Market participants are gearing up for a busy week of economic data releases with updated figures on new home sales, durable goods orders, Q3 GDP, jobless claims, and consumer spending, among others, dotting the calendar.
Market implied policy path (Overnight indexed swap rates)
Chatham Hedging Advisors, LLC (CHA) is a subsidiary of Chatham Financial Corp. and provides hedge advisory, accounting and execution services related to swap transactions in the United States. CHA is registered with the Commodity Futures Trading Commission (CFTC) as a commodity trading advisor and is a member of the National Futures Association (NFA); however, neither the CFTC nor the NFA have passed upon the merits of participating in any advisory services offered by CHA. For further information, please visit chathamfinancial.com/legal-notices.
Transactions in over-the-counter derivatives (or “swaps”) have significant risks, including, but not limited to, substantial risk of loss. You should consult your own business, legal, tax and accounting advisers with respect to proposed swap transaction and you should refrain from entering into any swap transaction unless you have fully understood the terms and risks of the transaction, including the extent of your potential risk of loss. This material has been prepared by a sales or trading employee or agent of Chatham Hedging Advisors and could be deemed a solicitation for entering into a derivatives transaction. This material is not a research report prepared by Chatham Hedging Advisors. If you are not an experienced user of the derivatives markets, capable of making independent trading decisions, then you should not rely solely on this communication in making trading decisions. All rights reserved.20-0416
Our featured insights
Yields fall, ARRC launches “SOFR first” initiative
The major U.S. equity indices ended the week mixed with the tech-heavy Nasdaq Composite Index faring the best as updates to the Consumer Price Index and infrastructure bill negotiations in Washington dominated headlines in a week with few economic data updates and a speaking engagement blackout for Federal Reserve officials.
Increase lending capacity
Many financial institutions have excess liquidity due to the global pandemic and resulting economic stimulus.
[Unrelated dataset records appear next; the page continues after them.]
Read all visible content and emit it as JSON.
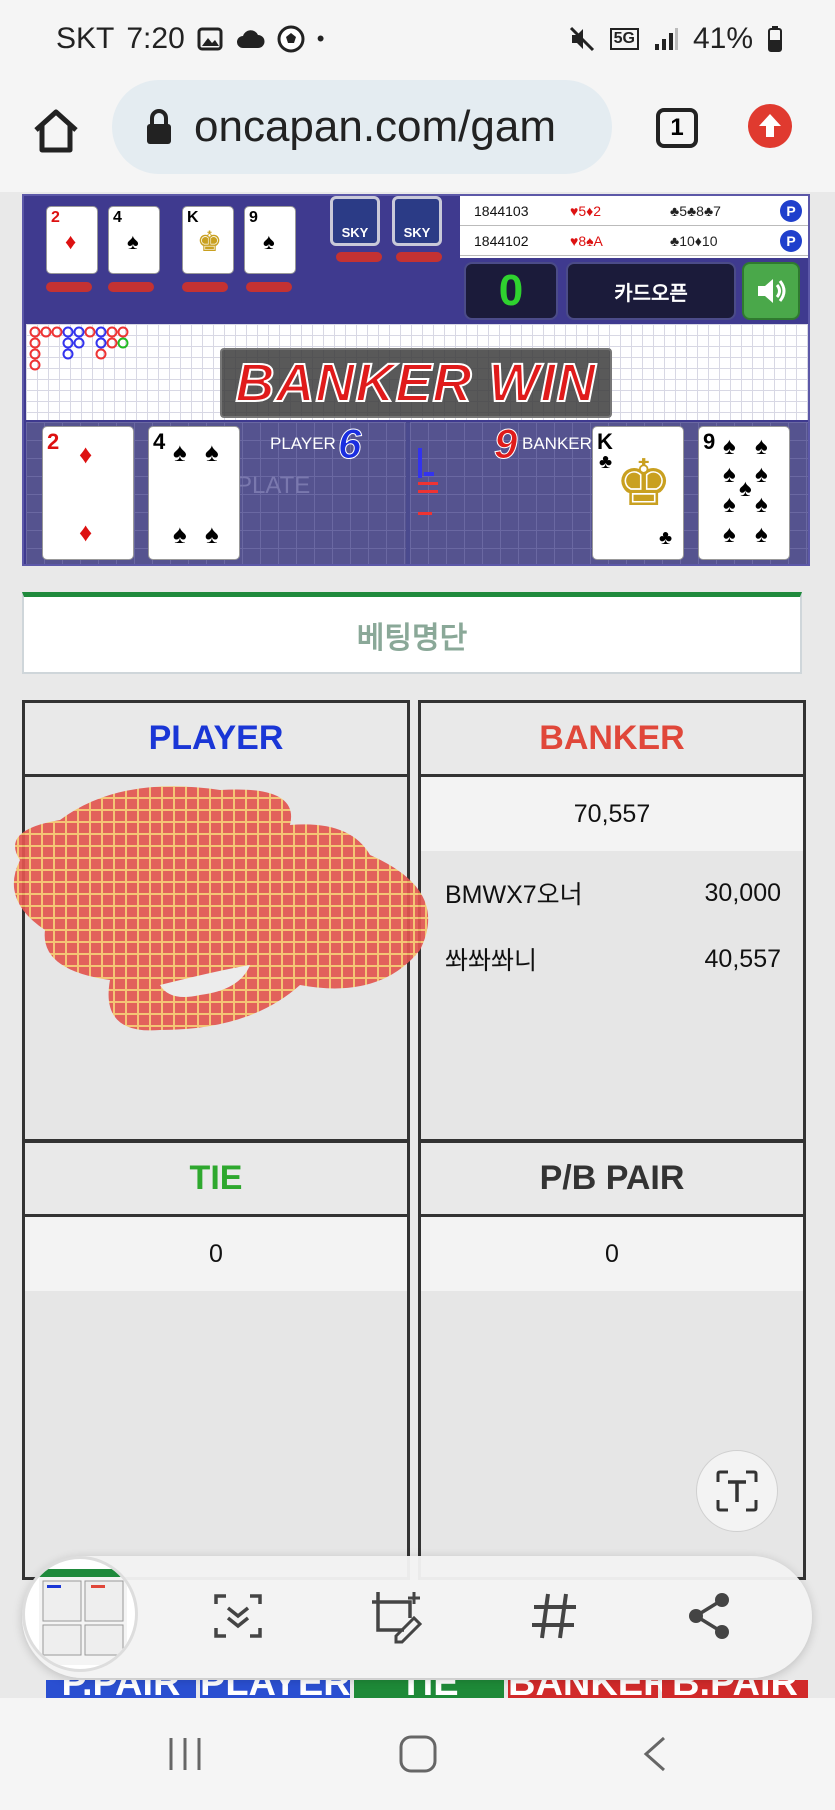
{
  "status_bar": {
    "carrier": "SKT",
    "time": "7:20",
    "network": "5G",
    "battery": "41%"
  },
  "browser": {
    "url": "oncapan.com/gam",
    "tab_count": "1"
  },
  "game": {
    "top_cards": [
      "2",
      "4",
      "K",
      "9"
    ],
    "card_backs": [
      "SKY",
      "SKY"
    ],
    "history": [
      {
        "round": "1844103",
        "player": "♥5♦2",
        "banker": "♣5♣8♣7",
        "result": "P"
      },
      {
        "round": "1844102",
        "player": "♥8♠A",
        "banker": "♣10♦10",
        "result": "P"
      }
    ],
    "counter": "0",
    "card_open_label": "카드오픈",
    "result_banner": "BANKER WIN",
    "player_label": "PLAYER",
    "player_score": "6",
    "banker_label": "BANKER",
    "banker_score": "9",
    "table_watermark": "PLATE",
    "player_cards": [
      {
        "rank": "2",
        "suit": "♦",
        "color": "#d11"
      },
      {
        "rank": "4",
        "suit": "♠",
        "color": "#111"
      }
    ],
    "banker_cards": [
      {
        "rank": "K",
        "suit": "♣",
        "color": "#111"
      },
      {
        "rank": "9",
        "suit": "♠",
        "color": "#111"
      }
    ]
  },
  "bet_list": {
    "title": "베팅명단"
  },
  "panels": {
    "player": {
      "title": "PLAYER",
      "color": "#1a36d6"
    },
    "banker": {
      "title": "BANKER",
      "color": "#e0473a",
      "total": "70,557",
      "entries": [
        {
          "name": "BMWX7오너",
          "amount": "30,000"
        },
        {
          "name": "쏴쏴쏴니",
          "amount": "40,557"
        }
      ]
    },
    "tie": {
      "title": "TIE",
      "color": "#2ea82e",
      "total": "0"
    },
    "pair": {
      "title": "P/B PAIR",
      "color": "#333333",
      "total": "0"
    }
  },
  "bottom_bet_tabs": [
    "P.PAIR",
    "PLAYER",
    "TIE",
    "BANKER",
    "B.PAIR"
  ],
  "toolbar": {
    "icons": [
      "screenshot-thumbnail",
      "scroll-capture-icon",
      "edit-crop-icon",
      "hashtag-icon",
      "share-icon"
    ]
  },
  "colors": {
    "accent_green": "#1f8a3c",
    "banker_red": "#e0473a",
    "player_blue": "#1a36d6"
  }
}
Management can deploy this liquidity into new loan originations or the investment portfolio. Although bond returns are better than cash, a more attractive return may be provided from mortgage loans.
May employment report falls short of expectations
In a holiday-shortened week, the major U.S. equity indices moved higher as the scheduled release of several high-profile economic indicators, continued negotiation of the proposed infrastructure bill, and wild trading in retail-trader-favored equities dominated headlines and captivated the attention of market participants.
Receive-fixed interest rate swaps: what corporates need to know
Corporate treasurers assessing their debt capital structure perceive tension in today’s environment: on one hand exists the potential for low short-term rates to last for years; on the other hand, is the specter of Fed rate hikes and likely inflation. Many companies are evaluating receive-fixed...
Senate Republicans unveil $928 billion infrastructure counterproposal
The major U.S. equity indices pushed higher for the week with the S&P 500 notching a modest month-over-month gain amid mixed economic data, continued negotiation of the American Jobs Plan, and an improved COVID-19 outlook in the U.S.
Fed minutes turn heads
The major U.S. equity indices ended the week mixed with the S&P 500 suffering its second consecutive weekly decline as weaker-than-expected economic data and fears of an earlier-than-expected end to the Federal Reserve’s asset purchase program dampened investor sentiment and outweighed optimism about the coming end of the COVID-19 pandemic and a resurgent U.S. economy.
All eyes turn to inflation data
Swap markets continue to be influenced by the significant amount of excess liquidity in the system, as this week saw the continued decline in spot LIBOR settings to record lows. The benchmark three-month LIBOR setting fell below 16 basis points, while the one-month fixing fell to 0.098%.